Well, isn’t this just special? Normally, when we hear any stories about convicted child rapist Roman Polanski, it has something to do with our continually unsuccessful efforts to extradite him from Poland or somewhere else in Europe so we can bring him back to California for sentencing and imprisonment. But this week a different sort of story was breaking in Hollywood. Due to a recent change in the rules for how France selects a nominee for best foreign film at the Oscars, the serial pedophile may be able to qualify for that honor. (Hollywood Reporter)

When France announced it will allow early qualifying theatrical runs for films to be considered for the best foreign-language Oscar, it may have opened the door for Roman Polanski to return to the Oscars with his upcoming An Officer and a Spy.

His retelling of the Dreyfus Affair, tipped to premiere at Venice, is set for a Nov. 13 release in France. In past years, that would have too late for consideration as France’s foreign-language Oscar contender, but with the new rules, announced Wednesday, a short run would qualify it, giving the film a chance between the festival and the Sept. 30 cut off date.

Previously, French rules have required that a film get its full theatrical release France before Sept. 30.

So it doesn’t appear that this rule change was made specifically to benefit Polansky (or if so, they’re not admitting it), but it clearly will work in his favor.
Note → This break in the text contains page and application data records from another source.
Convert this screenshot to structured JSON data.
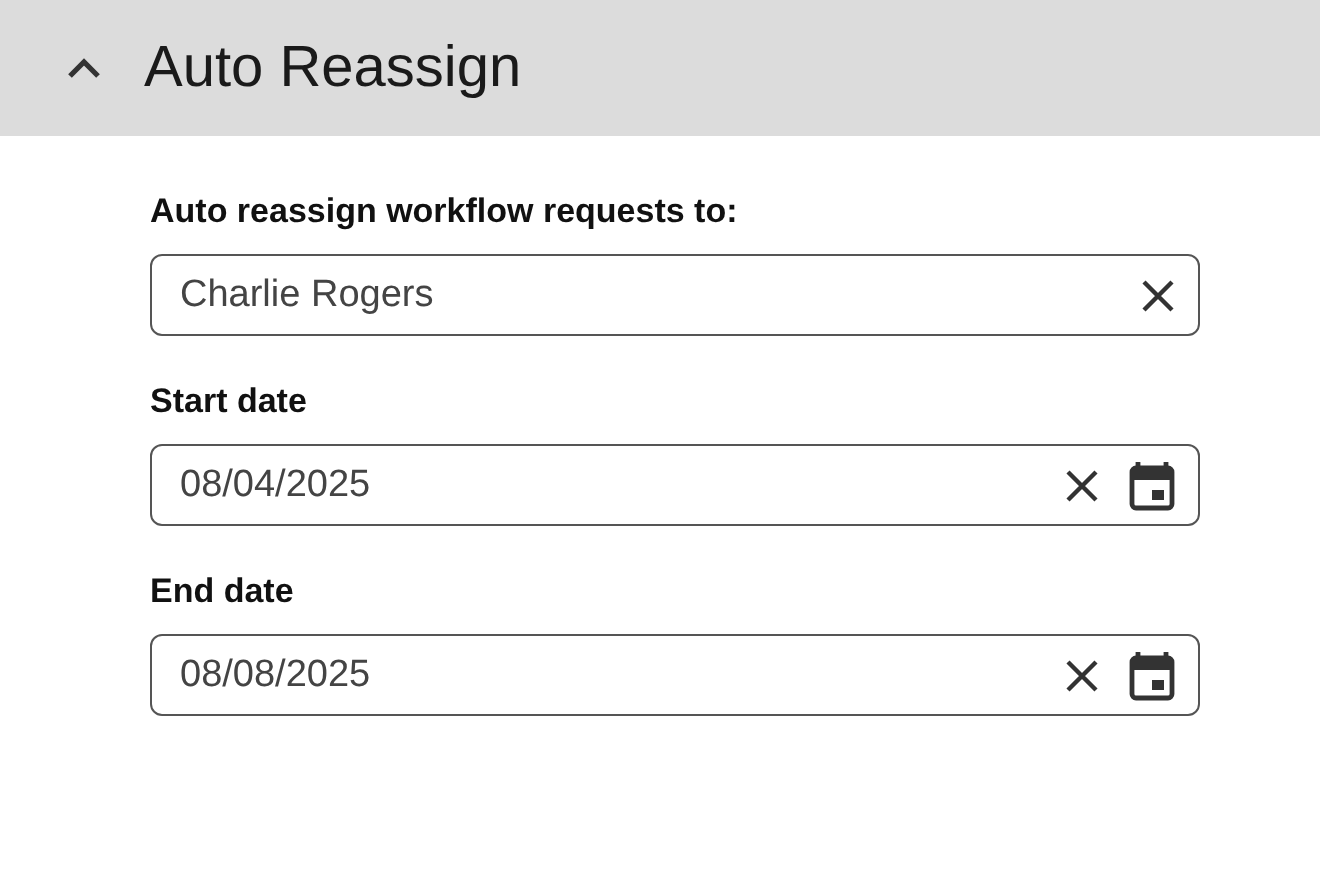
{
  "section": {
    "title": "Auto Reassign",
    "expanded": true
  },
  "fields": [
    {
      "kind": "text",
      "label": "Auto reassign workflow requests to:",
      "value": "Charlie Rogers"
    },
    {
      "kind": "date",
      "label": "Start date",
      "value": "08/04/2025"
    },
    {
      "kind": "date",
      "label": "End date",
      "value": "08/08/2025"
    }
  ]
}
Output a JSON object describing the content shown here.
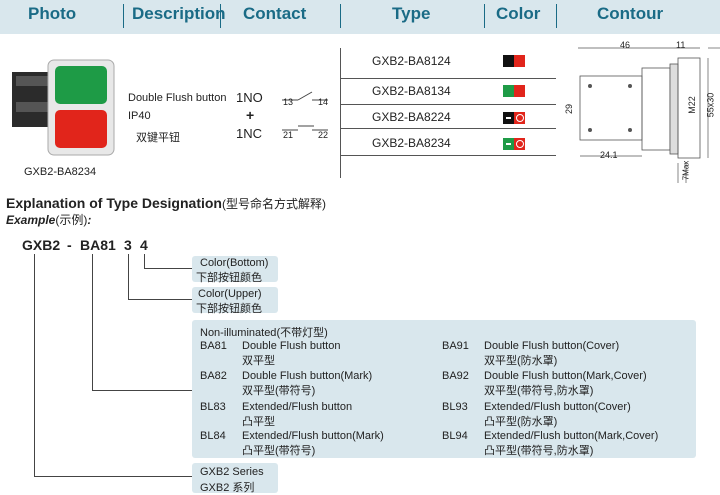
{
  "header": {
    "photo": "Photo",
    "description": "Description",
    "contact": "Contact",
    "type": "Type",
    "color": "Color",
    "contour": "Contour"
  },
  "product": {
    "photo_caption": "GXB2-BA8234",
    "desc_line1": "Double Flush button",
    "desc_line2": "IP40",
    "desc_line3": "双键平钮",
    "contact_no": "1NO",
    "contact_plus": "+",
    "contact_nc": "1NC",
    "no_t1": "13",
    "no_t2": "14",
    "nc_t1": "21",
    "nc_t2": "22",
    "types": [
      "GXB2-BA8124",
      "GXB2-BA8134",
      "GXB2-BA8224",
      "GXB2-BA8234"
    ],
    "colors": [
      [
        "#111111",
        "#e1251b"
      ],
      [
        "#1e9b46",
        "#e1251b"
      ],
      [
        "#111111",
        "#e1251b"
      ],
      [
        "#1e9b46",
        "#e1251b"
      ]
    ]
  },
  "contour": {
    "d46": "46",
    "d11": "11",
    "d29": "29",
    "m22": "M22",
    "d55": "55x30",
    "d241": "24.1",
    "d7": "7Max"
  },
  "explanation": {
    "title": "Explanation of Type Designation",
    "title_cn": "(型号命名方式解释)",
    "example": "Example",
    "example_cn": "(示例)",
    "colon": ":",
    "code_series": "GXB2",
    "code_dash": "-",
    "code_ba": "BA81",
    "code_3": "3",
    "code_4": "4",
    "color_bottom": "Color(Bottom)",
    "color_bottom_cn": "下部按钮颜色",
    "color_upper": "Color(Upper)",
    "color_upper_cn": "下部按钮颜色",
    "nonillum": "Non-illuminated",
    "nonillum_cn": "(不带灯型)",
    "left_items": [
      {
        "code": "BA81",
        "en": "Double Flush button",
        "cn": "双平型"
      },
      {
        "code": "BA82",
        "en": "Double Flush button(Mark)",
        "cn": "双平型(带符号)"
      },
      {
        "code": "BL83",
        "en": "Extended/Flush button",
        "cn": "凸平型"
      },
      {
        "code": "BL84",
        "en": "Extended/Flush button(Mark)",
        "cn": "凸平型(带符号)"
      }
    ],
    "right_items": [
      {
        "code": "BA91",
        "en": "Double Flush button(Cover)",
        "cn": "双平型(防水罩)"
      },
      {
        "code": "BA92",
        "en": "Double Flush button(Mark,Cover)",
        "cn": "双平型(带符号,防水罩)"
      },
      {
        "code": "BL93",
        "en": "Extended/Flush button(Cover)",
        "cn": "凸平型(防水罩)"
      },
      {
        "code": "BL94",
        "en": "Extended/Flush button(Mark,Cover)",
        "cn": "凸平型(带符号,防水罩)"
      }
    ],
    "series": "GXB2 Series",
    "series_cn": "GXB2 系列"
  }
}
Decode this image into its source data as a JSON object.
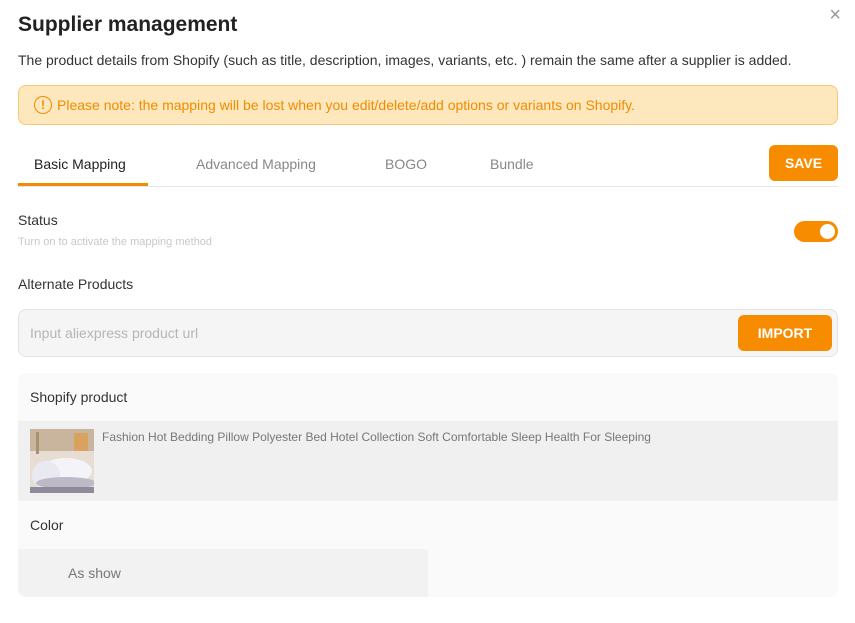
{
  "header": {
    "title": "Supplier management",
    "close_icon": "×",
    "description": "The product details from Shopify (such as title, description, images, variants, etc. ) remain the same after a supplier is added."
  },
  "notice": {
    "icon": "!",
    "text": "Please note: the mapping will be lost when you edit/delete/add options or variants on Shopify.",
    "color": "#f08c00",
    "background": "#fde7bd"
  },
  "tabs": [
    {
      "label": "Basic Mapping",
      "active": true
    },
    {
      "label": "Advanced Mapping",
      "active": false
    },
    {
      "label": "BOGO",
      "active": false
    },
    {
      "label": "Bundle",
      "active": false
    }
  ],
  "save_label": "SAVE",
  "status": {
    "label": "Status",
    "hint": "Turn on to activate the mapping method",
    "enabled": true
  },
  "alternate": {
    "label": "Alternate Products",
    "placeholder": "Input aliexpress product url",
    "value": "",
    "import_label": "IMPORT"
  },
  "shopify_product": {
    "title": "Shopify product",
    "name": "Fashion Hot Bedding Pillow Polyester Bed Hotel Collection Soft Comfortable Sleep Health For Sleeping",
    "image_icon": "pillow-image"
  },
  "options": {
    "label": "Color",
    "values": [
      "As show"
    ]
  },
  "accent_color": "#f88c00"
}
His latest film will have a limited release in France in November. Under the original rules, any film released after the end of September wouldn’t make the cut in terms of consideration. France gets to select which film is sent as their nominee at the Oscars every year, and now Polanski will be in the running.

Here’s a question. The French film industry is obviously aware of the prison time hanging over Roman Polanski’s head and what he’s been convicted of doing. (For those of you only just coming to this saga, he was convicted of drugging, raping and sodomizing a 13-year-old child. He has also been credibly accused by dozens of other women who said the director assaulted them when they were young girls.) Do you suppose that they would have the audacity to nominate his film to be entered in the Oscars?

The criminal has already been thrown out of the Academy of Motion Picture Arts and Sciences (though it took them decades to finally get around to it), so would anyone in that institution actually cast a vote for him? In a way, I’d almost like to see the French try it, just so we could get all the members on records in terms of how much depravity and criminality they’re willing to tolerate in the name of their “art.”

Keep in mind that Hollywood has been close to Ground Zero for the #MeToo movement and many of their stars have been some of the loudest critics of men who abused their power over them. Well, there have been women saying “me too” about Roman Polanski for far longer than the current movement has been underway. Is there still enough hypocrisy in LaLaLand to allow them to bite their tongues and clap politely if a Polanski film was listed among the nominees for Best Foreign Film next year? I would love to find out.

I’m willing to offer an alternate suggestion if the fancy folks in Paris and Hollywood are interested. How about a different rule saying that escaped felons convicted of violent crimes who are on the run from the law are not eligible for nominations in any of your film festivals and award shows? No? A bit too much, perhaps? Ah, well… it was worth a try.